Ultimately, it doesn’t matter that much. You can always buy new cables if the ones you have are too short.
Should Speaker Cables for L & R Channels Be the Same Length?
Speaker cables for left and right channels don’t need to be the same length. The sound won’t be delayed, and the sound quality stays the same. However, if there’s a significant difference in wire length, sound quality starts to suffer.
But it’s unlikely that you’ll use different cable lengths for two channels in the first place.
Whenever possible, use the same cable length for different channels. You can splice a cable to make it shorter and match it to the other one. Also, having the same length is more practical.
It’ll be easier to mount the speakers if they have the same length. If you’re very particular like me, you want your speakers to sit the same on each side. It’s easier to do it if the wire length limits you.
Of course, this is all assuming that you’re using custom wiring. If the speakers come prewired, you’ll already have the same cable length.
If you’re using two different cable lengths for your left and right channel, test them first. If you can’t hear any difference between the two, you’re good to go.
Does Speaker Wire Gauge Matter?
Speaker wire gauge matters because it affects the signal strength. Thicker wires (lower gauge wires) can carry a more powerful signal from your amp to your speaker. Also, lower gauge wires can convey a signal over a longer distance.
So, what kind of gauge do you need for your new home theater setup?
Sony recommends anything from 12 to 16 gauge.
So, a nice middle would be 14 gauge, which is what I’d recommend too. I’m sure that it’ll work for you too, provided your amp is in the same room.
The GearIT 14 Gauge Speaker Wire (available on Amazon.com) is excellent. It’s an oxygen-free copper wire that can power any speaker up to 50 ft (15.24 m). You can use it in your car or home.
The speaker impedance (measured in ohms) also matters. The lower the impedance, the shorter the range.
Roger Russell has provided a useful table for the maximum wire length that you can use:
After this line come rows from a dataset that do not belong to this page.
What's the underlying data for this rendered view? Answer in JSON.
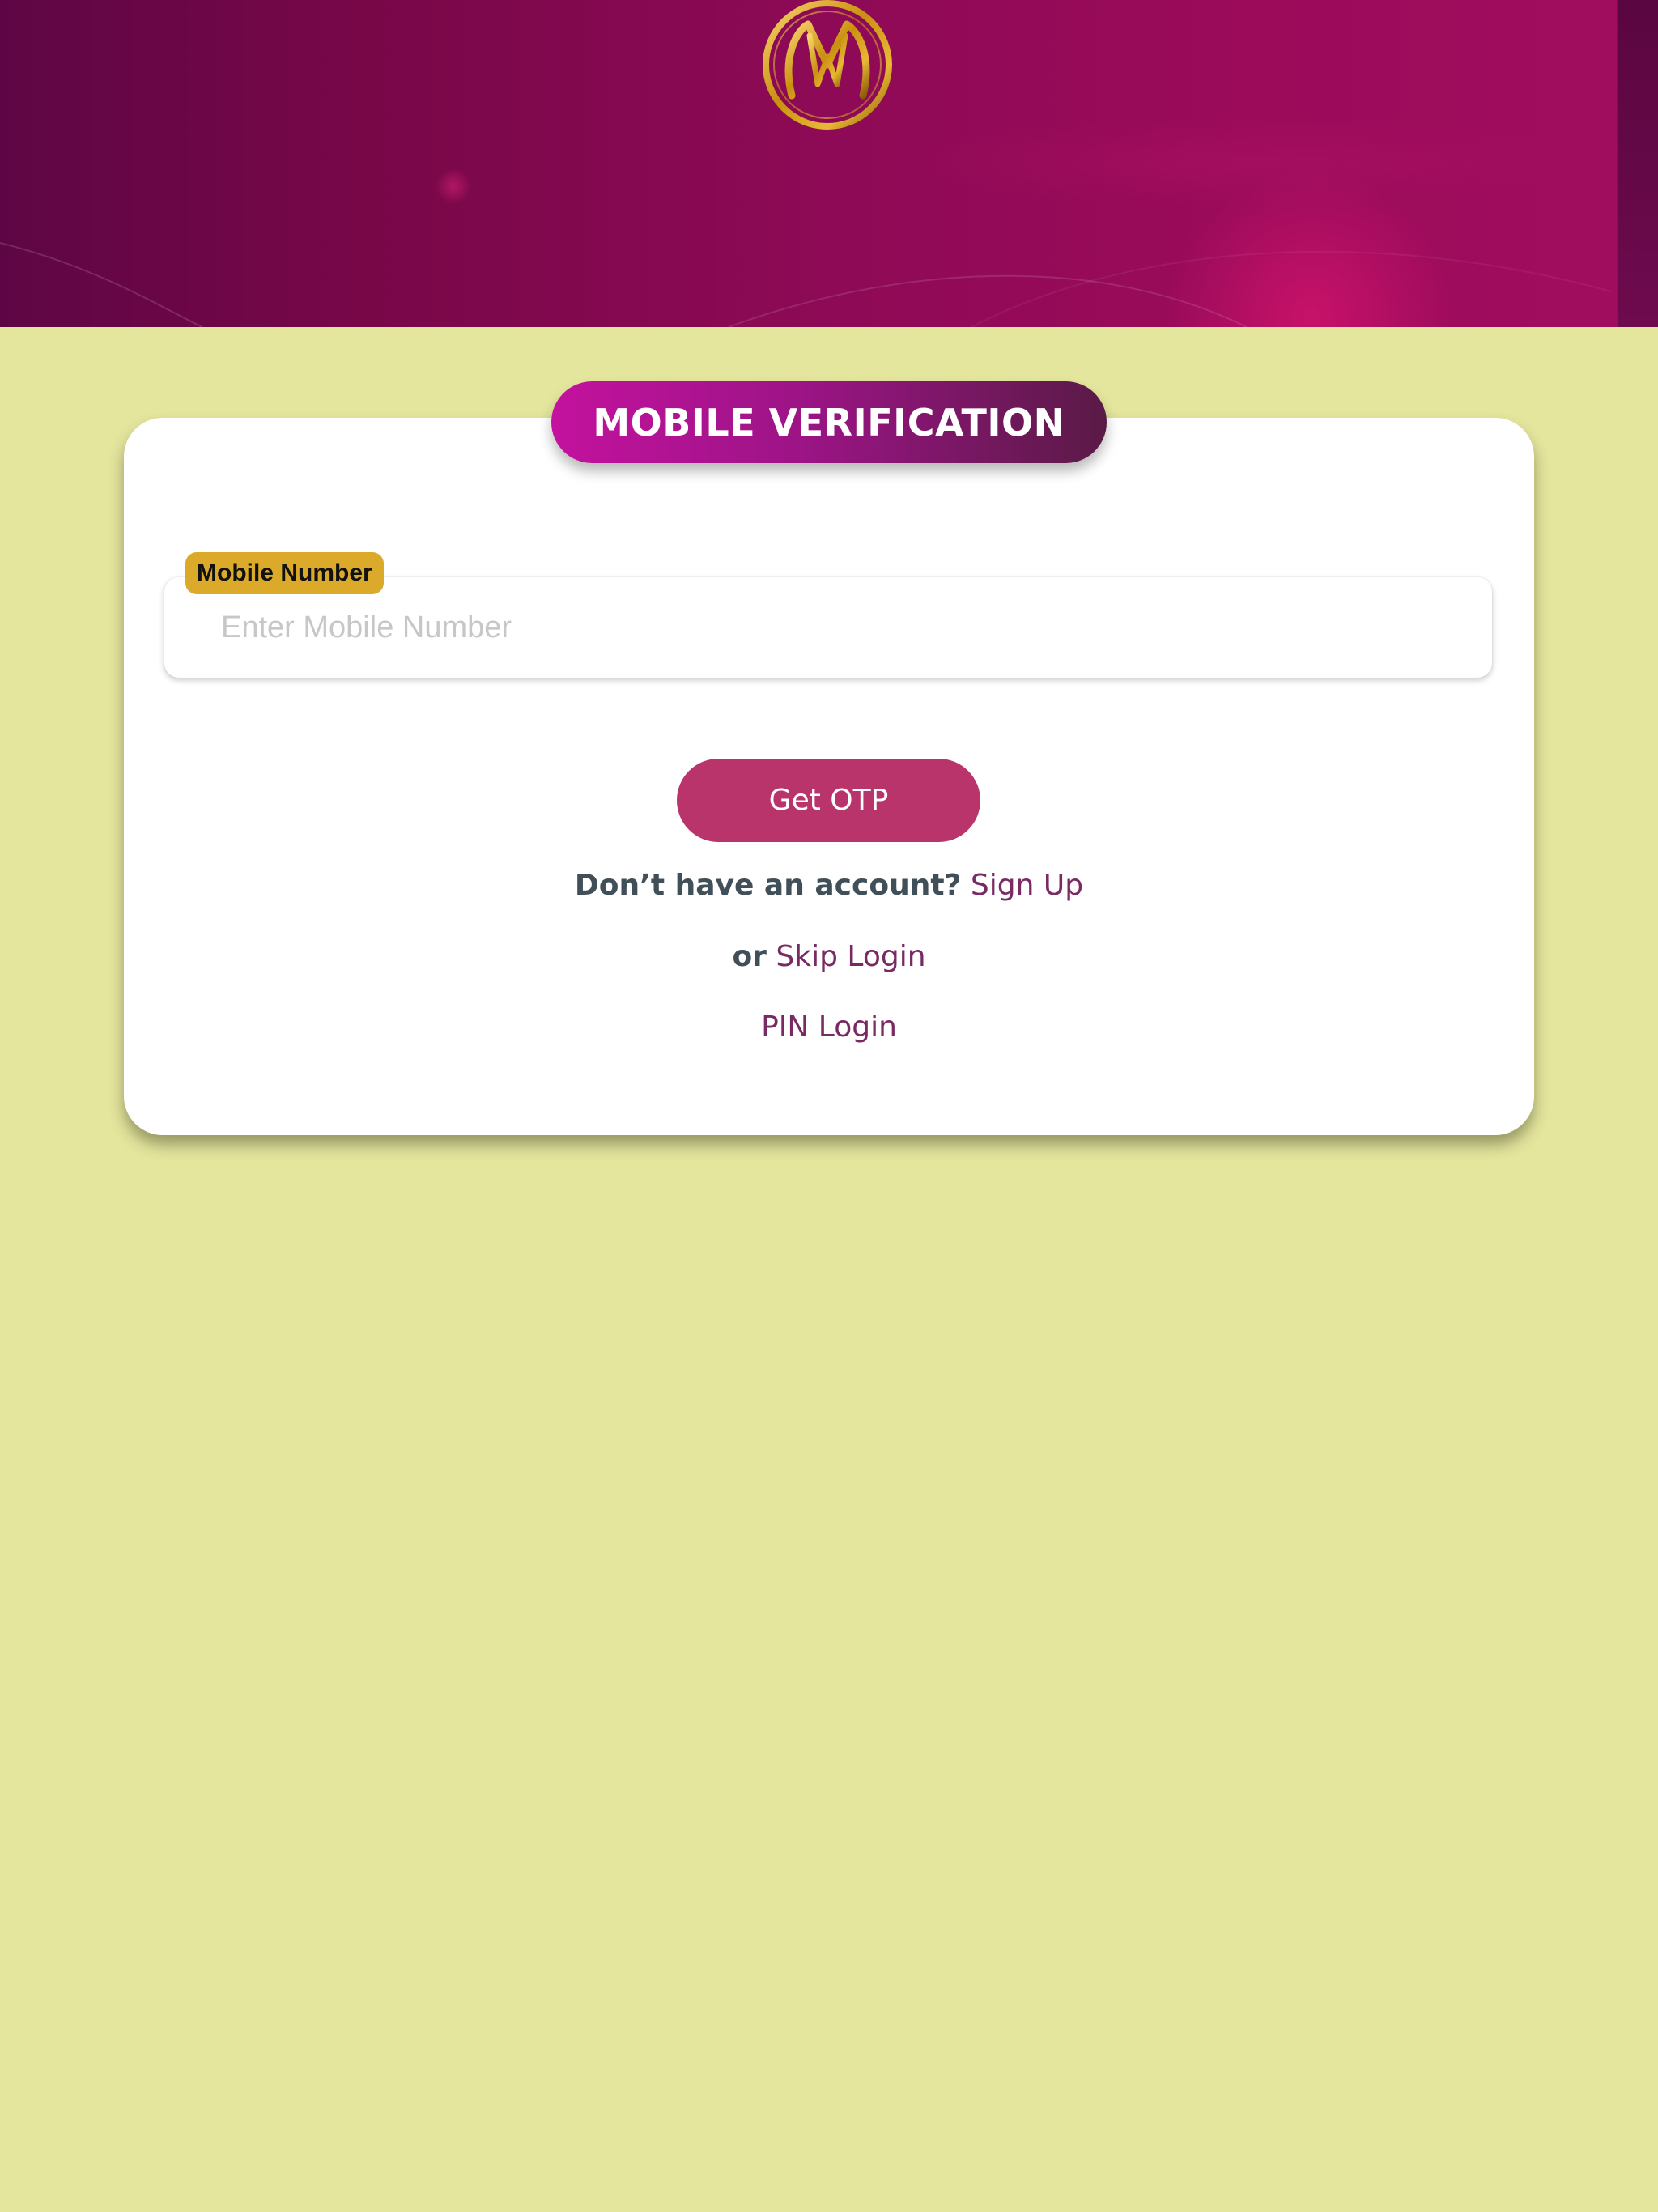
{
  "header": {
    "logo": "gold-ring-m-logo-icon"
  },
  "card": {
    "title": "MOBILE VERIFICATION",
    "mobile_label": "Mobile Number",
    "mobile_placeholder": "Enter Mobile Number",
    "mobile_value": "",
    "get_otp_label": "Get OTP",
    "no_account_text": "Don’t have an account?",
    "sign_up_label": "Sign Up",
    "or_text": "or",
    "skip_login_label": "Skip Login",
    "pin_login_label": "PIN Login"
  },
  "colors": {
    "background": "#e4e69e",
    "header_dark": "#5e0645",
    "header_light": "#a00c5e",
    "title_gradient_start": "#c3129e",
    "title_gradient_end": "#5a1a46",
    "label_badge": "#dcaa2a",
    "otp_button": "#b8346b",
    "link": "#7a2a63",
    "text": "#415058",
    "logo_gold": "#d4a017"
  }
}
|Wire Size||2 Ω load||4 Ω load||6 Ω load||8 Ω load|
|22 AWG||3 ft (0.91 m)||6 ft (1.83 m)||9 ft (2.74 m)||12 ft (3.66 m)|
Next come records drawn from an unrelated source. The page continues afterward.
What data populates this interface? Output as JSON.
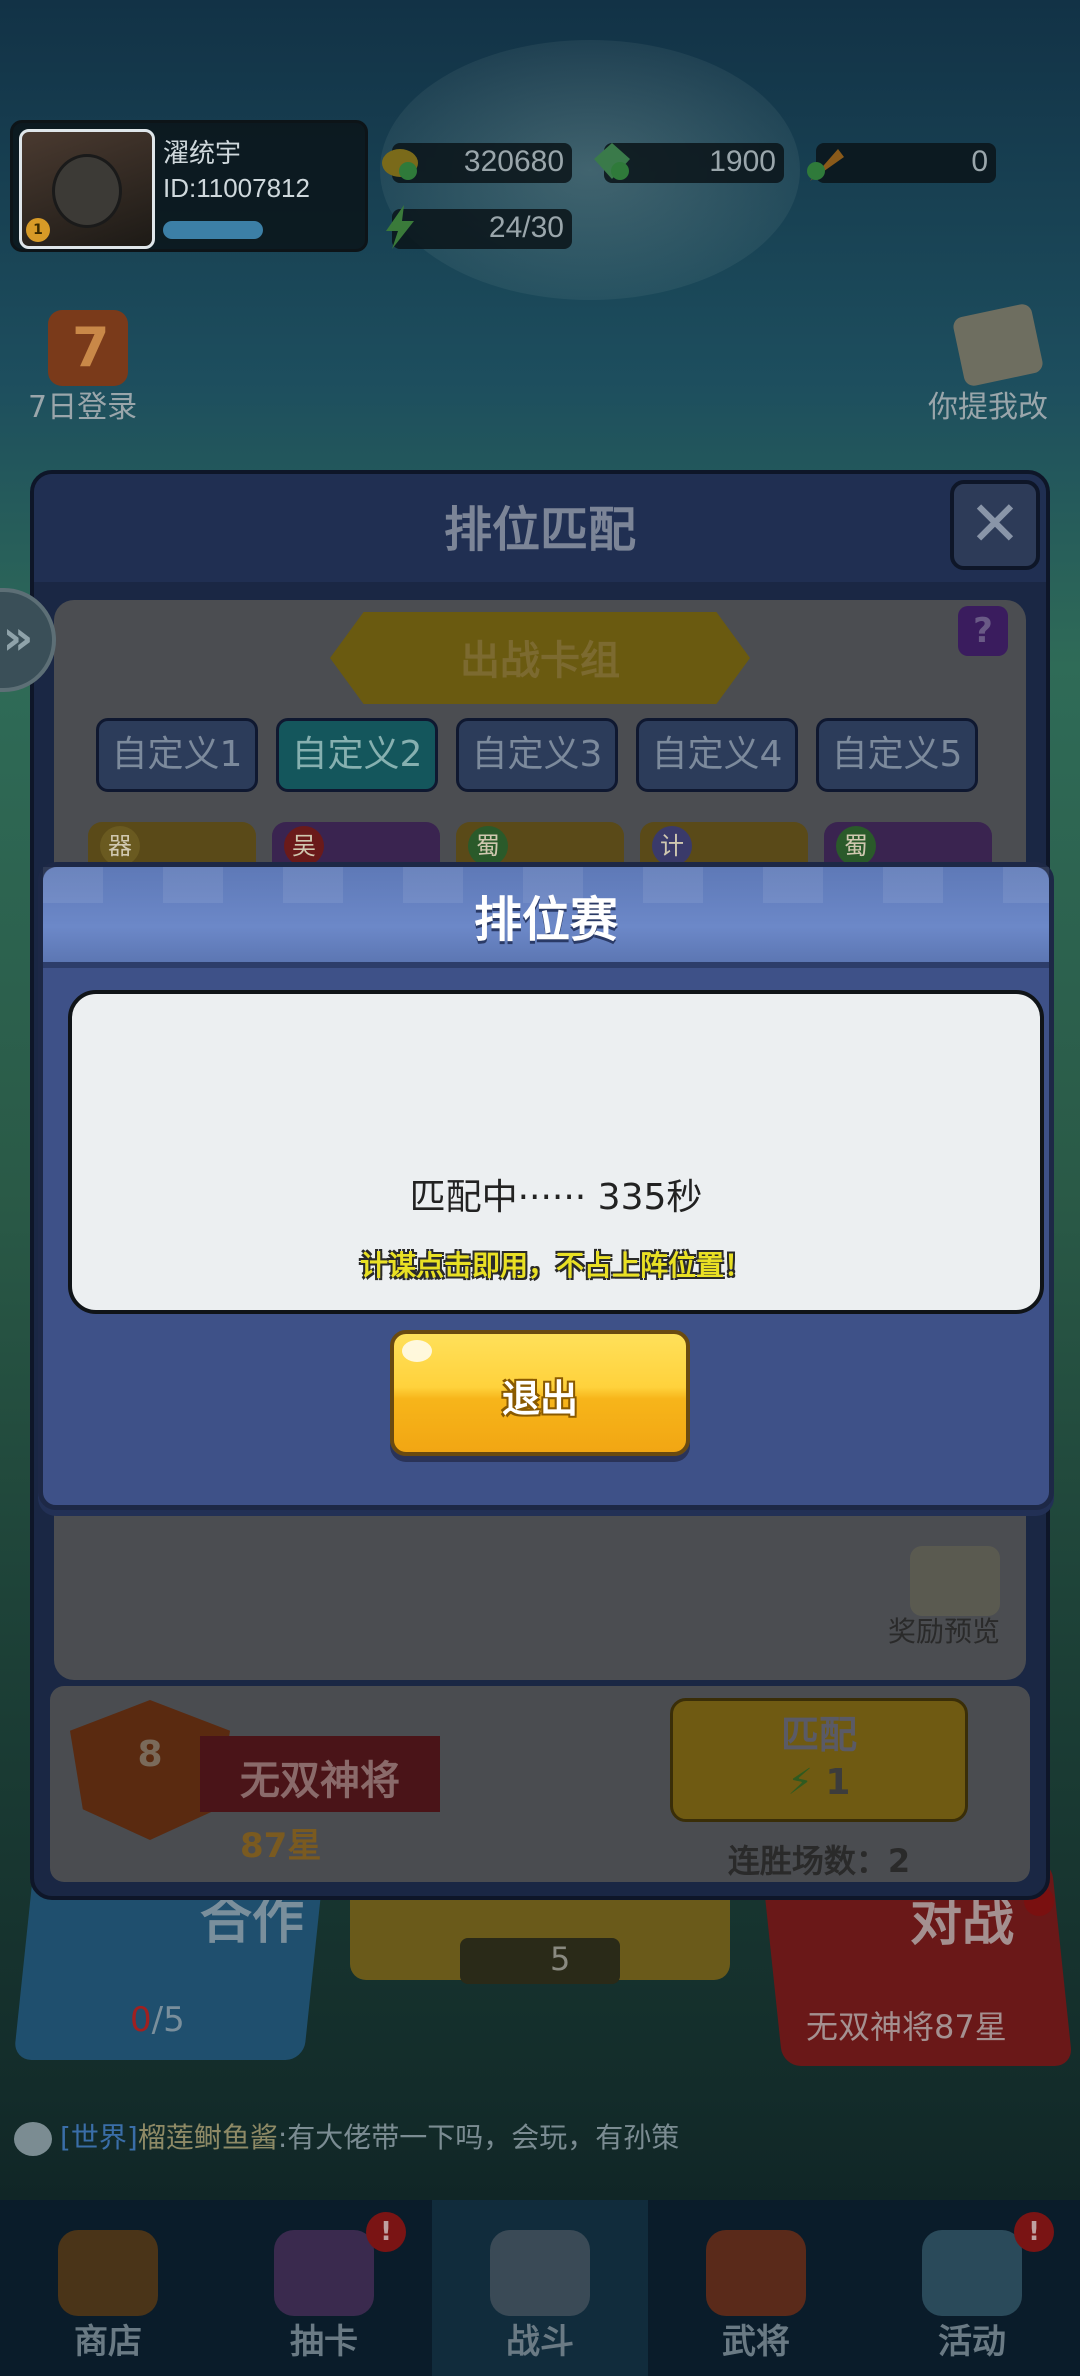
{
  "player": {
    "name": "濯统宇",
    "id": "ID:11007812",
    "level_badge": "1"
  },
  "resources": {
    "gold": "320680",
    "gems": "1900",
    "carrots": "0",
    "energy": "24/30"
  },
  "side_buttons": {
    "seven_day_number": "7",
    "seven_day_label": "7日登录",
    "feedback_label": "你提我改"
  },
  "side_toggle_icon": "double-chevron-right-icon",
  "rank_panel": {
    "title": "排位匹配",
    "close_glyph": "✕",
    "help_glyph": "?",
    "deck_label": "出战卡组",
    "deck_tabs": [
      "自定义1",
      "自定义2",
      "自定义3",
      "自定义4",
      "自定义5"
    ],
    "selected_tab_index": 1,
    "card_tags": [
      "器",
      "吴",
      "蜀",
      "计",
      "蜀"
    ],
    "reward_preview_label": "奖励预览",
    "rank_level": "8",
    "rank_name": "无双神将",
    "rank_stars": "87星",
    "match_button_label": "匹配",
    "match_cost": "1",
    "win_streak": "连胜场数：2"
  },
  "dialog": {
    "title": "排位赛",
    "status": "匹配中······ 335秒",
    "hint": "计谋点击即用，不占上阵位置！",
    "exit_label": "退出"
  },
  "home": {
    "coop_title": "合作",
    "coop_count_current": "0",
    "coop_count_total": "/5",
    "mid_energy": "5",
    "battle_title": "对战",
    "battle_sub": "无双神将87星"
  },
  "chat": {
    "channel": "[世界]",
    "sender": "榴莲鲥鱼酱",
    "message": ":有大佬带一下吗，会玩，有孙策"
  },
  "bottom_nav": [
    {
      "label": "商店",
      "icon": "shop-icon",
      "badge": ""
    },
    {
      "label": "抽卡",
      "icon": "card-draw-icon",
      "badge": "!"
    },
    {
      "label": "战斗",
      "icon": "battle-icon",
      "badge": ""
    },
    {
      "label": "武将",
      "icon": "general-icon",
      "badge": ""
    },
    {
      "label": "活动",
      "icon": "event-icon",
      "badge": "!"
    }
  ],
  "colors": {
    "dialog_bg": "#3e5188",
    "dialog_header": "#6c88c8",
    "exit_button": "#ffd23c",
    "hint_text": "#e9e024"
  }
}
|20 AWG||5 ft (1.52 m)||10 ft (3.05 m)||15 ft (4.57 m)||20 ft (6.10 m)|
|18 AWG||8 ft (2.44 m)||16 ft (4.88 m)||24 ft (7.32 m)||32 ft (9.75 m)|
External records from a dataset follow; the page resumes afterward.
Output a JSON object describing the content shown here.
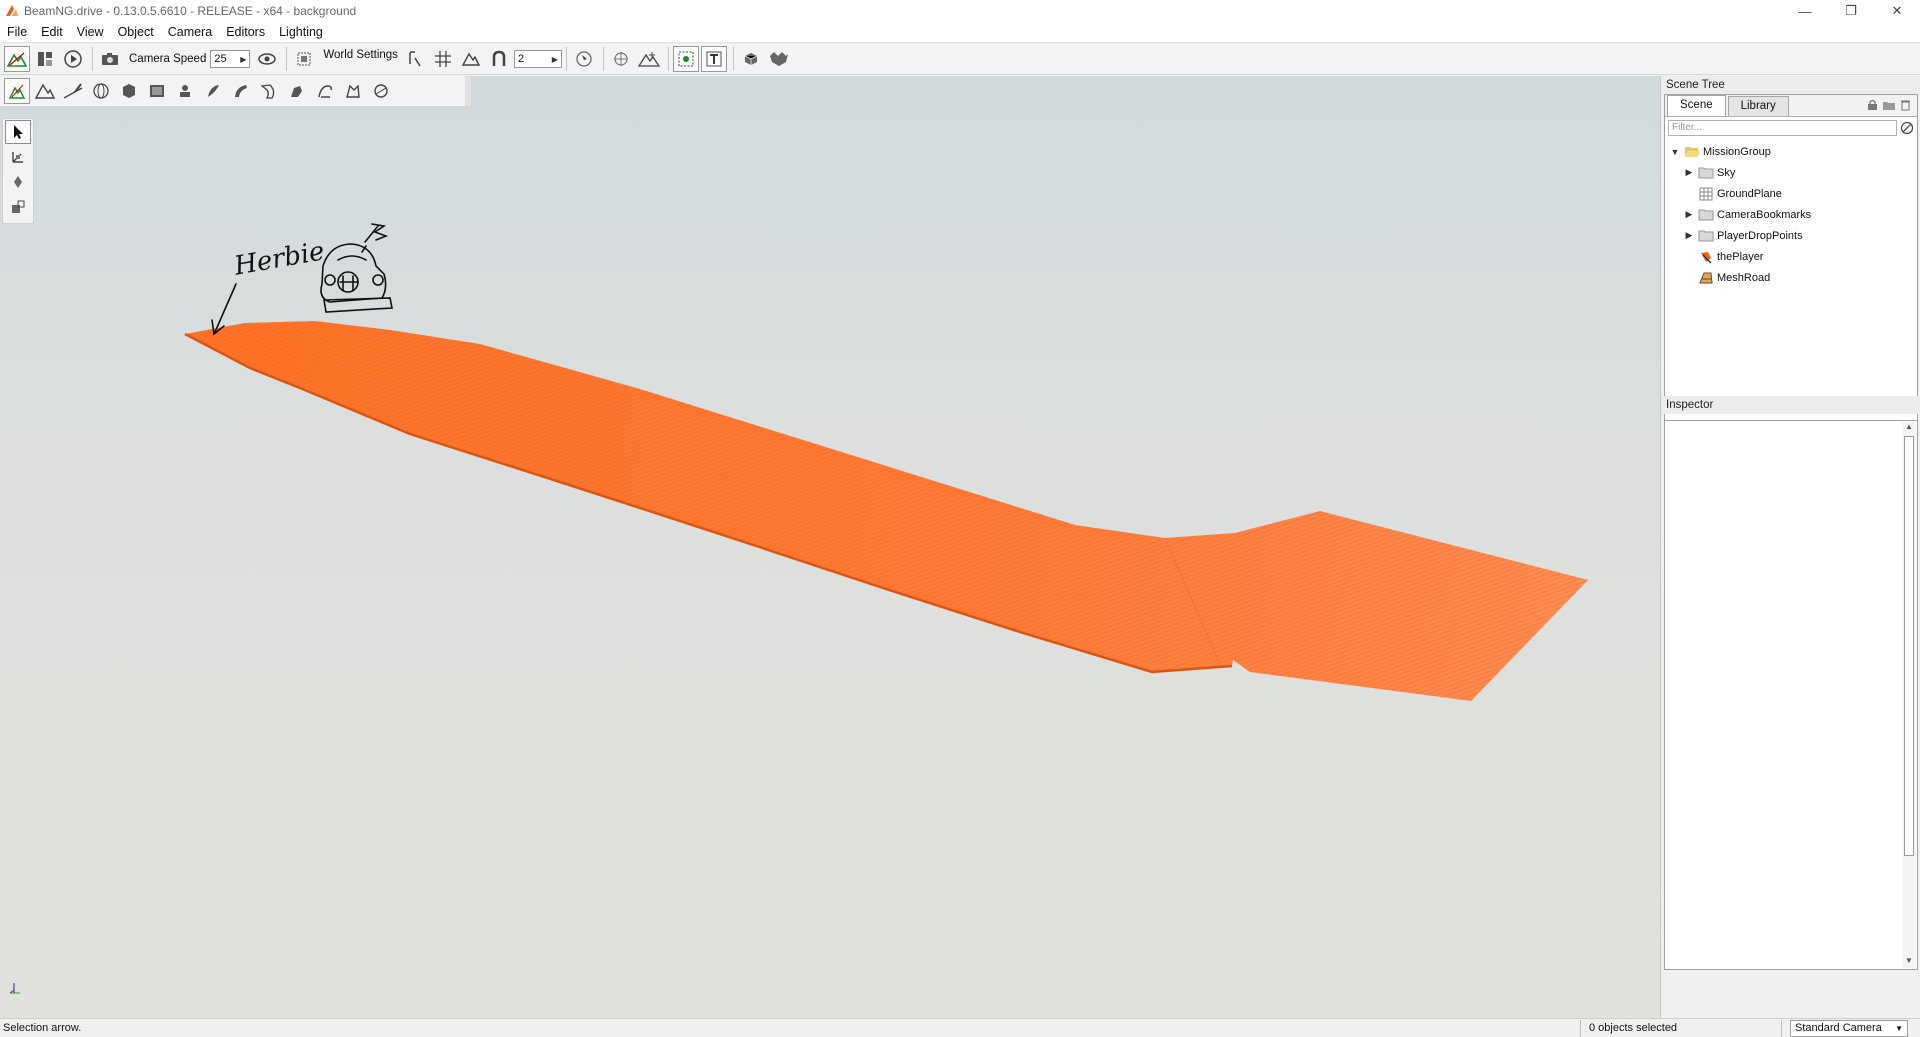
{
  "window": {
    "title": "BeamNG.drive - 0.13.0.5.6610 - RELEASE - x64 - background",
    "minimize": "—",
    "restore": "❐",
    "close": "✕"
  },
  "menu": [
    "File",
    "Edit",
    "View",
    "Object",
    "Camera",
    "Editors",
    "Lighting"
  ],
  "toolbar": {
    "camera_speed_label": "Camera Speed",
    "camera_speed_value": "25",
    "world_settings_label": "World Settings",
    "snap_value": "2"
  },
  "viewport": {
    "annotation_text": "Herbie",
    "road_color": "#ff7a33"
  },
  "scene_tree": {
    "header": "Scene Tree",
    "tabs": [
      "Scene",
      "Library"
    ],
    "filter_placeholder": "Filter...",
    "items": [
      {
        "label": "MissionGroup",
        "icon": "folder-open-icon",
        "indent": 0,
        "expander": "▼"
      },
      {
        "label": "Sky",
        "icon": "folder-icon",
        "indent": 1,
        "expander": "▶"
      },
      {
        "label": "GroundPlane",
        "icon": "grid-icon",
        "indent": 1,
        "expander": ""
      },
      {
        "label": "CameraBookmarks",
        "icon": "folder-icon",
        "indent": 1,
        "expander": "▶"
      },
      {
        "label": "PlayerDropPoints",
        "icon": "folder-icon",
        "indent": 1,
        "expander": "▶"
      },
      {
        "label": "thePlayer",
        "icon": "player-icon",
        "indent": 1,
        "expander": ""
      },
      {
        "label": "MeshRoad",
        "icon": "road-icon",
        "indent": 1,
        "expander": ""
      }
    ]
  },
  "inspector": {
    "header": "Inspector"
  },
  "status": {
    "message": "Selection arrow.",
    "selection_count": "0 objects selected",
    "camera_mode": "Standard Camera"
  }
}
|16 AWG||12 ft (3.66 m)||24 ft (7.32 m)||36 ft (10.97 m)||48 ft (14.63 m)|
|14 AWG||20 ft (6.10 m)||40 ft (12.19 m)||60 ft (18.29 m)||80 ft (24.38 m)|
|12 AWG||30 ft (9.14 m)||60 ft (18.29 m)||90 ft (27.43 m)||120 ft (36.58 m)|
|10 AWG||50 ft (15.24 m)||100 ft (30.48 m)||150 ft (45.72 m)||200 ft (60.96 m)|
You shouldn’t use wires longer than 50 ft (15.24 m) because it affects sound quality.
Do I Need To Upgrade My Speaker Wires?
You don’t need to upgrade your speaker wires unless there’s distortion. If you have sound quality issues, a thicker wire is a viable solution. Thinner wires can’t carry the signal over a long distance.
Refer to the table above to determine what wire gauge you need for your speaker.
If you can’t determine the impedance of your speakers, this YouTube video can help:
In brief, the more speakers you connect to a single amp, the thicker wiring you need.
Note that you can’t upgrade your wires. Don’t get scammed by expensive speaker wires because you won’t get a better sound. They either work as they should, or they don’t work at all.
Speaker wires won’t affect sound quality if you’re using the correct gauge.
The materials in the wire do matter, but most speaker wires on the market today are good enough.
A good choice is the InstallGear Premium Speaker Wire (available on Amazon.com). It uses CCA, which stands for copper-clad aluminum.
It’s an affordable yet effective material for speaker wires. Save your money by using this wire for all your speakers.
Speaker cable length doesn’t matter that much. Nonetheless, the wires should be the same length for best results. If the difference is large, it can become a problem. You could experience distortion or sound quality issues.
However, you can fix all that by using a lower gauge wire. Thicker wires have a better range. Use them for speakers that are far away from the amp.